● Problem to work on: In the records below, find every line with the word "price" and copy it.

Start of Record excerpts

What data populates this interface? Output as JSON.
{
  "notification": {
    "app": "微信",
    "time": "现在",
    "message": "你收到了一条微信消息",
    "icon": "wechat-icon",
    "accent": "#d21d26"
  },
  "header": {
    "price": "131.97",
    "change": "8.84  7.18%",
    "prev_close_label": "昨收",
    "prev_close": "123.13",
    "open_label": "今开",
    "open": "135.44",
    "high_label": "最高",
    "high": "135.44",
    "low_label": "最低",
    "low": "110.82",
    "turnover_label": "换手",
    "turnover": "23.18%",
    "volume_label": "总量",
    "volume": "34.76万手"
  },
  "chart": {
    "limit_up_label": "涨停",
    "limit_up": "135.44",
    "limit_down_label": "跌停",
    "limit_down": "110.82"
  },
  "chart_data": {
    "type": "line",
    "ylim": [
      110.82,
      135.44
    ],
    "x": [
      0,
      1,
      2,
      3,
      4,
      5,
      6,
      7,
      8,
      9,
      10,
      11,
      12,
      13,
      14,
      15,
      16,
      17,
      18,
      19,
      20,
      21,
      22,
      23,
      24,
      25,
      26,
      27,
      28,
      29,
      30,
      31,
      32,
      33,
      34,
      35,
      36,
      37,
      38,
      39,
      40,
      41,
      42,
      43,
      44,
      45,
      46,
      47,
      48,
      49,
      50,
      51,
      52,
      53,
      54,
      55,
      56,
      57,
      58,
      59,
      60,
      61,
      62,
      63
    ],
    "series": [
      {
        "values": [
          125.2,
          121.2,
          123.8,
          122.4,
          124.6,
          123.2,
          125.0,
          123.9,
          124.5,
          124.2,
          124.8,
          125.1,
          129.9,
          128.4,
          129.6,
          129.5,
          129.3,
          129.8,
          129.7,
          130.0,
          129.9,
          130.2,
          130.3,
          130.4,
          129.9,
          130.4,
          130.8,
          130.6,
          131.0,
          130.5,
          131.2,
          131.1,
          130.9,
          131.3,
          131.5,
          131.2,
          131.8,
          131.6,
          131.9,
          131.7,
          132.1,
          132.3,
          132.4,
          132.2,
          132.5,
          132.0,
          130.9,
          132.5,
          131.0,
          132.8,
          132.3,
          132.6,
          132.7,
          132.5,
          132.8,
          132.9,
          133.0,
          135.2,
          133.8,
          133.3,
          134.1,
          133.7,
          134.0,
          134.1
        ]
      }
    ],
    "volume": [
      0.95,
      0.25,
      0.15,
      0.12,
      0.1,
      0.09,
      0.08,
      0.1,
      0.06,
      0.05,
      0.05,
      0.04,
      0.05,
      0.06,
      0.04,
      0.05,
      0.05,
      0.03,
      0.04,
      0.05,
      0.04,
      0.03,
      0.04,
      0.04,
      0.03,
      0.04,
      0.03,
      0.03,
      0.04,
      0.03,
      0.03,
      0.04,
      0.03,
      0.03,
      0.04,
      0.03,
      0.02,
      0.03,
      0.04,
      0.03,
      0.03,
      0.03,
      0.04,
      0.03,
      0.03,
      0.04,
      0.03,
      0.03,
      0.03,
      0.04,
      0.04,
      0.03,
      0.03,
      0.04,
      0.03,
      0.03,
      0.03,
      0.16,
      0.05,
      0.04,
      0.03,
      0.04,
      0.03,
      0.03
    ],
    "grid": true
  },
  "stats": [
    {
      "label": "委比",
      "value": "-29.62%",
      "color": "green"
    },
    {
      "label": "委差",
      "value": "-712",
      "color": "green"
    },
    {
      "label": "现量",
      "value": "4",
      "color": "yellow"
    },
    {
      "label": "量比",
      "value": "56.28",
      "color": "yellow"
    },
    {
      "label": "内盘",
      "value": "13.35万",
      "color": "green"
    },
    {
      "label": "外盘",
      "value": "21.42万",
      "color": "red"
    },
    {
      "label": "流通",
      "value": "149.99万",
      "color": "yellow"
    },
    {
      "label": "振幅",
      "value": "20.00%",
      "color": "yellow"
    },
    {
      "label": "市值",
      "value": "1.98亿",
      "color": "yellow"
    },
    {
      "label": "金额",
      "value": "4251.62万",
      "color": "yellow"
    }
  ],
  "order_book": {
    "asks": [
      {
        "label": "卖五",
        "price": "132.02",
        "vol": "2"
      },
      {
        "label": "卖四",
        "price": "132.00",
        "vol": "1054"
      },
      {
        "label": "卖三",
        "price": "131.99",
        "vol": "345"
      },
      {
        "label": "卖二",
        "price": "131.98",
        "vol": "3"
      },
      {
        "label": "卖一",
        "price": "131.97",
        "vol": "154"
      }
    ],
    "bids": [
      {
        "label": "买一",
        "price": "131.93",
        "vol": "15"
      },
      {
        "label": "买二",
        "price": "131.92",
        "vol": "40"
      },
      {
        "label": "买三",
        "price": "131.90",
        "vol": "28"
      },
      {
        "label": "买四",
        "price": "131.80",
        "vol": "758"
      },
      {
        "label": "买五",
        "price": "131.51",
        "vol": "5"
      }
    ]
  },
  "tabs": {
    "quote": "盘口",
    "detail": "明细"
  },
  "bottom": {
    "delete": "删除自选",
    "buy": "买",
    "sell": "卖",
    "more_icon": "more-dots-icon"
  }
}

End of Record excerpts

● Response area:
    "price": "131.97",
        "price": "132.02",
        "price": "132.00",
        "price": "131.99",
        "price": "131.98",
        "price": "131.97",
        "price": "131.93",
        "price": "131.92",
        "price": "131.90",
        "price": "131.80",
        "price": "131.51",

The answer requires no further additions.